Google Cloud Print is a great service by Google that allows you to print to your printer from any device that supports the service. In Google’s words:
Google Cloud Print is a new technology that connects your printers to the web. Using Google Cloud Print, you can make your home and work printers available to you and anyone you choose, from the applications you use every day. Google Cloud Print works on your phone, tablet, Chromebook, PC, and any other web-connected device you want to print from.
The problem with the service is that you need either a computer that is running the service or a printer that supports it. Since my Brother HL-2270DW laser printer – which is a phenomenal printer – does not support Cloud Print, I needed a computer on all of the time and that’s where the Raspberry Pi (RPi) comes in! The beauty of the RPi is that it can always be running because of its low power consumption.
Because I’m running the RPi as a headless server, I needed to find a third party application/service that can use Cloud Print. Dave Steele’s Cloudprint-service provides a nice service that runs in the background and can be installed and updated using his PPA repository.
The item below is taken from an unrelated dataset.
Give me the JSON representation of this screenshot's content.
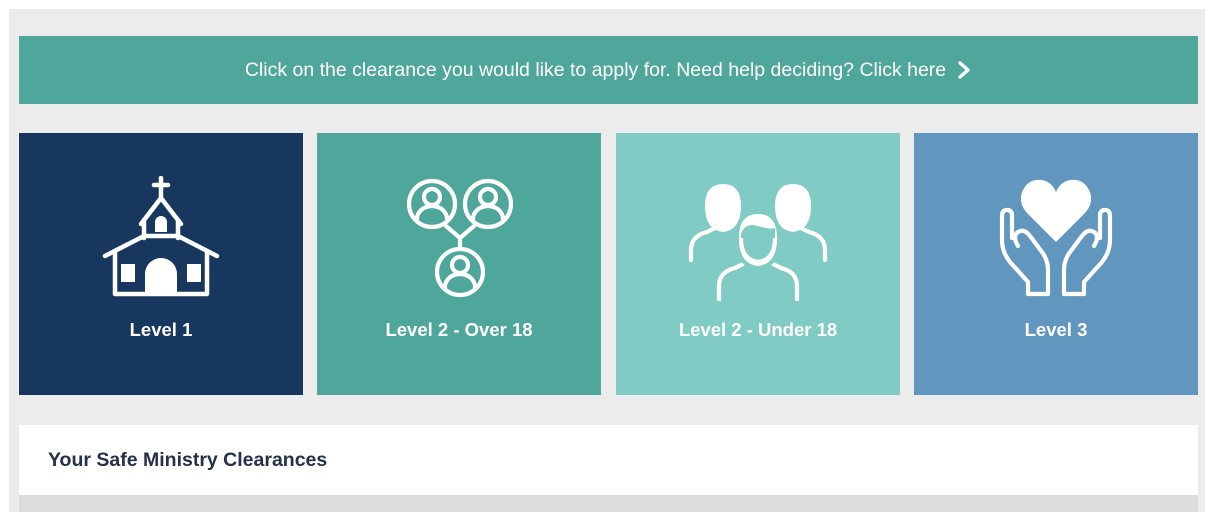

A few things have changed with Google Cloudprint and Dave Steele has posted up to date directions here.
On Google+, I recently came across a post entitled Top Ten Android Apps for use with Raspberry Pi which mentioned Fing – Network Tools by Overlook that allows you to discover the IP and MAC addresses of devices on your network. This is a very handy app that I’m definitely adding to my list.
Recently I purchased a set of Kamor® NFC tags to tinker around with. NFC tags are passive devices that an Android phone can read as unique identifier and trigger specific events. Edit: For a further explanation on the applications of NFC tabs, please see MKBHD’s video below. The problem with the tags, however, is that they have to be out in the open to easily use them. Sitting on my couch the other day, I was looking at my THIRSTYSTONE coaster sitting on my end table and had a brilliant idea; embed the NFC tag in the coaster. The coasters that we have happen to have a cork bottom that is a little thicker than the NFC tag and so I was able to cut out a piece of the cork and stick the NFC tag inside. Also, before attempting this modification, I made sure that my Moto X was able to sense the tag through the coaster.
Tools needed: Utility knife, coaster, and NFC tag.
Tracing the NFC tag on the cork bottom of the coaster.
The outline of the NFC tag.
The bottom side of the coaster after cutting out the cork.
The final modification after sticking the tag to the coaster.